Currently, there are many events going on in the world that contribute to the popular belief that there is a connection between adherence to a religious faith and violence.
The persecution of the Rohingya people in the Union of Myanmar is perpetually presented as a conflict between Islam and Buddhism. The terrible conflict in Syria is seen as an attempt to impose Islam across not only an entire population, but the whole world.
Closer to home in the Christian world, maybe the standout example was Northern Ireland, which is almost invariably described as Catholic versus Protestant.
No matter how obvious it may be that the removal of religion would not see an end to violence, as illustrated by four of the big names in the game; Pol Pot, Hitler, Stalin and Mao, it is an argument that cuts little grass. Archbishop George Browning, a former Anglican archbishop of Canberra, suggests that rather than adherence to a religious faith being a contributing factor to violence, the hijacking of religion to give credence to a cause is closer to the root of the problem.
He suggests that in World War I, religion was used to inspire support for what was really a power struggle between the leaders of Britain, Russia and Germany, all of whom were descendants of Queen Victoria.
In Northern Ireland, the minority Protestant population held power and privilege, which the majority Catholic group saw as a colonialism past its use by date. But the recruitment of religion on both sides helped to make the unacceptable acceptable.
The so-called wars of religion back through the centuries have all been intricately connected with power and wealth grabs, including the famed Crusades, which were but a struggle among popes, kings and emperors to assert their ascendancy, often domestically.
Catholic commentators and historians have been anxious to show that Catholics have been well represented at the frontlines in times of conflict and priests have found arguments to diminish the responsibility of members of their flocks involved in military movements against their own people; as in El Salvador, The Philippines, Italy and South Africa to name a few.
But this is not the beginning of the violence. Domestic violence is shared proportionately among people of all faiths and none. When problems of violence invade night life areas of major cities, the immediate reaction is to limit the alcohol, while the basic problem is not the drink, but the innate violence bubbling in the gut. The real challenge is to remove the violence, the grog is incidental.
For the past 100 years, popes, bishops and religious leaders have issued statements opposing the use of violence and promoting dialogue as a means of settling disputes, but few seem to have listened.
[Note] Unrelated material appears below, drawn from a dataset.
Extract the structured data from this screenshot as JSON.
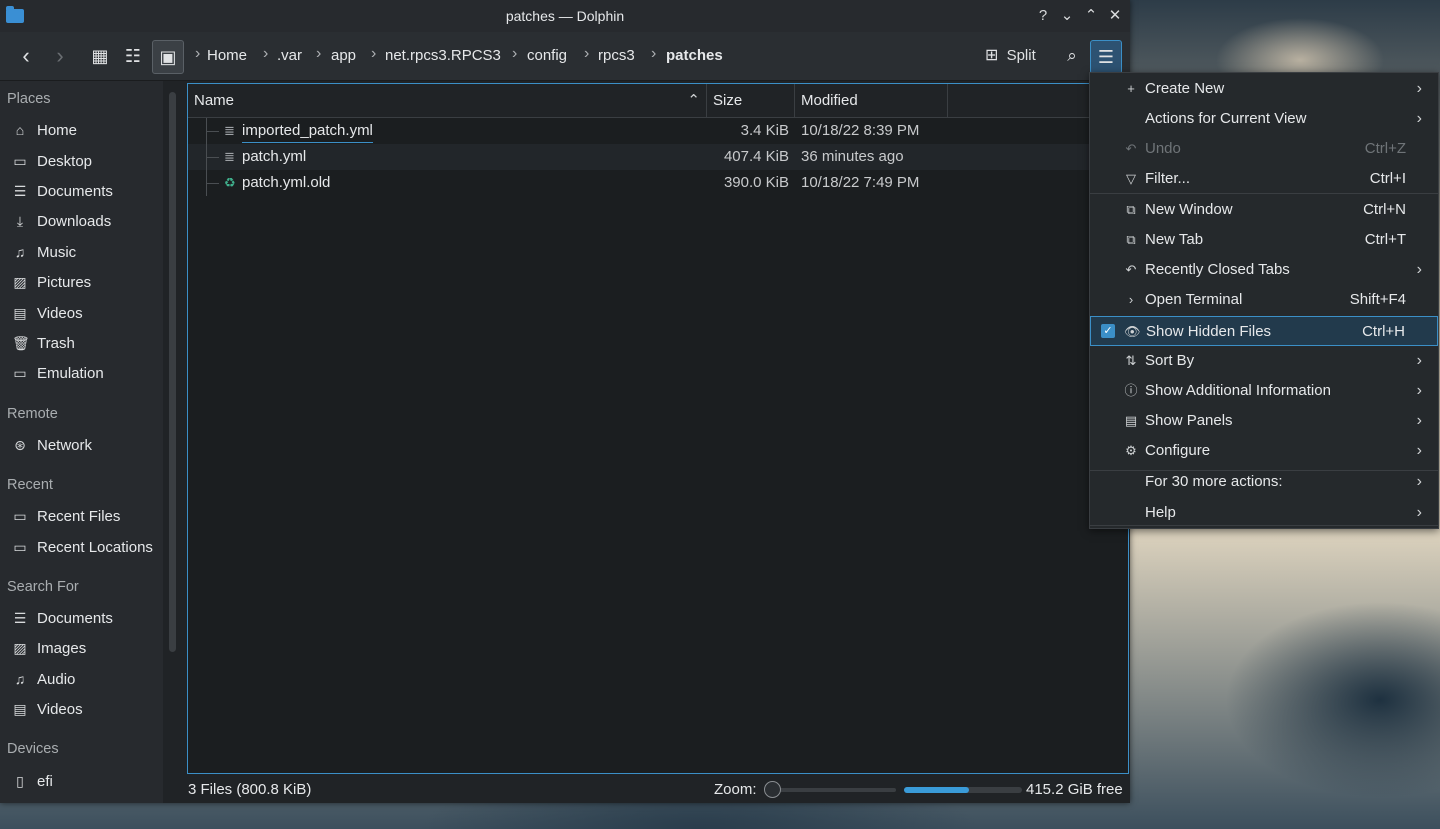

Pax Christi is suggesting that what is lacking is grassroots programmes that promote cooperation, respect, consensus-building and fair play. It says that it is not enough to condemn violence, but active demonstrations of the power of nonviolence are needed.
In other words, what is needed is witness to the power of nonviolence, not the apologetics of theory. JiM